How far do the sources support or contradict this view?
May 1940. Germany had attacked France, Belgium and Holland. Within six weeks all three countries had surrendered. Germany’s success lay at the feet of a new and successful war technique: Blitzkrieg. This was the fast and overwhelmingly successful invasion of a country using tanks, air craft, artillery and infantry all working together communicating by7 radio. The BEF (British Expeditionary Force) was sent to help in France in 1939 at the start of the war, but was caught up in disaster, retreating from the German Front back to France and eventually the beaches of Dunkirk. On the 27th of May Winston Churchill (PM) ordered the Royal Navy to retrieve and evacuate as many of the BEF as they could. For seven days the British soldiers waited on the beaches of Dunkirk. It was believed only 30,000 would return. However thanks to small boats from the British public, by June 4th Navy was able to rescue nearly 338,000 men. It was described as “A miracle of deliverance” By Churchill himself. These men would be core in the army for the next five years and help to win the war. Without them all would have been lost. Therefore the evacuation itself could be argued a triumph. However as Churchill said “wars are not won by retreats no matter how glorious” and the amount of equipment and men left behind was enormous. And for those reasons it has been argued either side since 1940. In this essay I’ll be evaluating sources that support the interpretation that Dunkirk was a triumph and sources that contradict that statement. First of all sources that support this interpretation.
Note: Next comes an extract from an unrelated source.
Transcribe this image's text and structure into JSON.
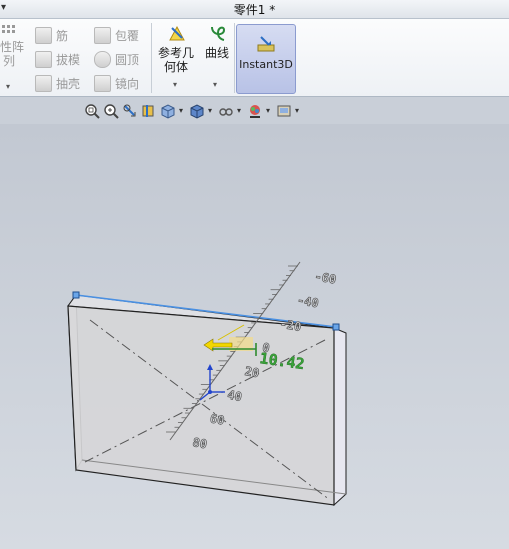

Source B3 is taken from a modern GCSE text book written by Teacher Ben Walsh. “Modern World History” published 2003. The source lists positive outcomes of Dunkirk, emphasising how many men were rescued and how much of a “powerful